··· Dataset records

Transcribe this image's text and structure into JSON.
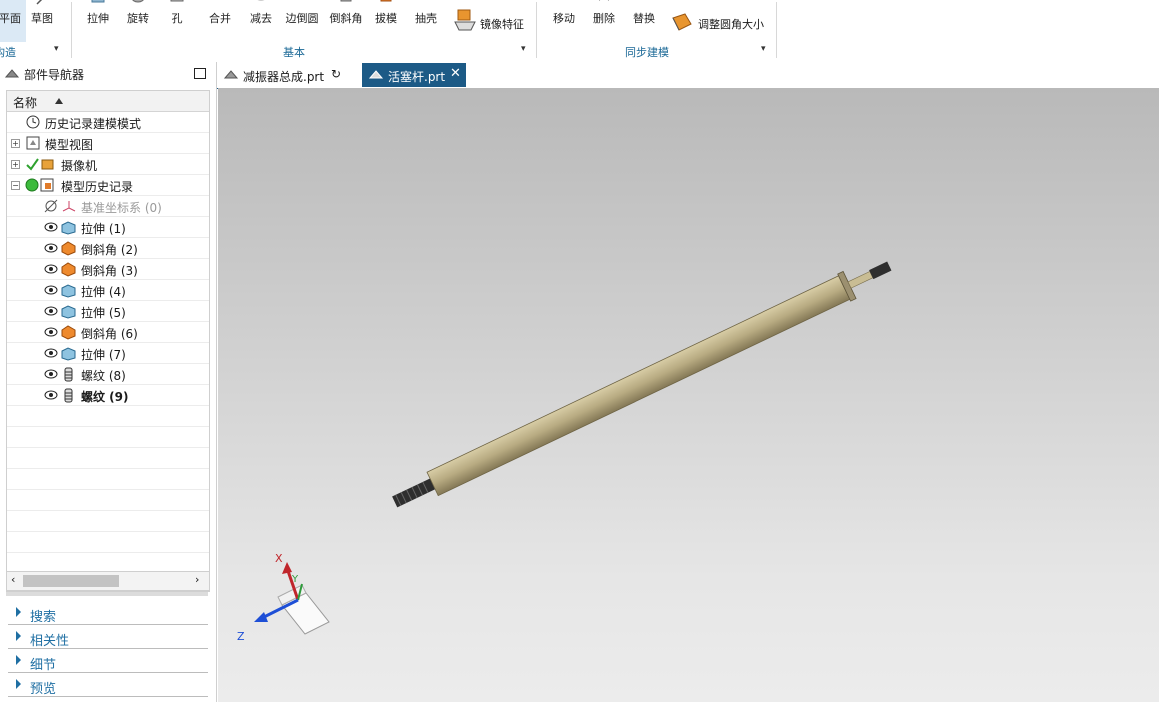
{
  "ribbon": {
    "left_partial": {
      "btn1": "平面",
      "btn2": "草图",
      "group": "构造"
    },
    "basic": {
      "buttons": [
        "拉伸",
        "旋转",
        "孔",
        "合并",
        "减去",
        "边倒圆",
        "倒斜角",
        "拔模",
        "抽壳",
        "镜像特征"
      ],
      "group": "基本"
    },
    "sync": {
      "buttons": [
        "移动",
        "删除",
        "替换",
        "调整圆角大小"
      ],
      "group": "同步建模"
    }
  },
  "navigator": {
    "title": "部件导航器",
    "column_header": "名称",
    "tree": [
      {
        "label": "历史记录建模模式",
        "icon": "clock-icon",
        "level": 0,
        "expander": ""
      },
      {
        "label": "模型视图",
        "icon": "model-view-icon",
        "level": 0,
        "expander": "+"
      },
      {
        "label": "摄像机",
        "icon": "camera-icon",
        "level": 0,
        "expander": "+"
      },
      {
        "label": "模型历史记录",
        "icon": "history-icon",
        "level": 0,
        "expander": "−"
      },
      {
        "label": "基准坐标系 (0)",
        "icon": "datum-csys-icon",
        "level": 1,
        "dim": true
      },
      {
        "label": "拉伸 (1)",
        "icon": "extrude-icon",
        "level": 1
      },
      {
        "label": "倒斜角 (2)",
        "icon": "chamfer-icon",
        "level": 1
      },
      {
        "label": "倒斜角 (3)",
        "icon": "chamfer-icon",
        "level": 1
      },
      {
        "label": "拉伸 (4)",
        "icon": "extrude-icon",
        "level": 1
      },
      {
        "label": "拉伸 (5)",
        "icon": "extrude-icon",
        "level": 1
      },
      {
        "label": "倒斜角 (6)",
        "icon": "chamfer-icon",
        "level": 1
      },
      {
        "label": "拉伸 (7)",
        "icon": "extrude-icon",
        "level": 1
      },
      {
        "label": "螺纹 (8)",
        "icon": "thread-icon",
        "level": 1
      },
      {
        "label": "螺纹 (9)",
        "icon": "thread-icon",
        "level": 1,
        "bold": true
      }
    ],
    "panels": [
      "搜索",
      "相关性",
      "细节",
      "预览"
    ]
  },
  "tabs": [
    {
      "label": "减振器总成.prt",
      "active": false
    },
    {
      "label": "活塞杆.prt",
      "active": true
    }
  ],
  "triad": {
    "x": "X",
    "y": "Y",
    "z": "Z"
  },
  "colors": {
    "accent": "#1c5a86",
    "label_blue": "#1a6896",
    "rod": "#b3a57c"
  }
}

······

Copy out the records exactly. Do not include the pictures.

- [Result of the exercise]:
Transcribe this image's text and structure into JSON.
{
  "ribbon": {
    "left_partial": {
      "btn1": "平面",
      "btn2": "草图",
      "group": "构造"
    },
    "basic": {
      "buttons": [
        "拉伸",
        "旋转",
        "孔",
        "合并",
        "减去",
        "边倒圆",
        "倒斜角",
        "拔模",
        "抽壳",
        "镜像特征"
      ],
      "group": "基本"
    },
    "sync": {
      "buttons": [
        "移动",
        "删除",
        "替换",
        "调整圆角大小"
      ],
      "group": "同步建模"
    }
  },
  "navigator": {
    "title": "部件导航器",
    "column_header": "名称",
    "tree": [
      {
        "label": "历史记录建模模式",
        "icon": "clock-icon",
        "level": 0,
        "expander": ""
      },
      {
        "label": "模型视图",
        "icon": "model-view-icon",
        "level": 0,
        "expander": "+"
      },
      {
        "label": "摄像机",
        "icon": "camera-icon",
        "level": 0,
        "expander": "+"
      },
      {
        "label": "模型历史记录",
        "icon": "history-icon",
        "level": 0,
        "expander": "−"
      },
      {
        "label": "基准坐标系 (0)",
        "icon": "datum-csys-icon",
        "level": 1,
        "dim": true
      },
      {
        "label": "拉伸 (1)",
        "icon": "extrude-icon",
        "level": 1
      },
      {
        "label": "倒斜角 (2)",
        "icon": "chamfer-icon",
        "level": 1
      },
      {
        "label": "倒斜角 (3)",
        "icon": "chamfer-icon",
        "level": 1
      },
      {
        "label": "拉伸 (4)",
        "icon": "extrude-icon",
        "level": 1
      },
      {
        "label": "拉伸 (5)",
        "icon": "extrude-icon",
        "level": 1
      },
      {
        "label": "倒斜角 (6)",
        "icon": "chamfer-icon",
        "level": 1
      },
      {
        "label": "拉伸 (7)",
        "icon": "extrude-icon",
        "level": 1
      },
      {
        "label": "螺纹 (8)",
        "icon": "thread-icon",
        "level": 1
      },
      {
        "label": "螺纹 (9)",
        "icon": "thread-icon",
        "level": 1,
        "bold": true
      }
    ],
    "panels": [
      "搜索",
      "相关性",
      "细节",
      "预览"
    ]
  },
  "tabs": [
    {
      "label": "减振器总成.prt",
      "active": false
    },
    {
      "label": "活塞杆.prt",
      "active": true
    }
  ],
  "triad": {
    "x": "X",
    "y": "Y",
    "z": "Z"
  },
  "colors": {
    "accent": "#1c5a86",
    "label_blue": "#1a6896",
    "rod": "#b3a57c"
  }
}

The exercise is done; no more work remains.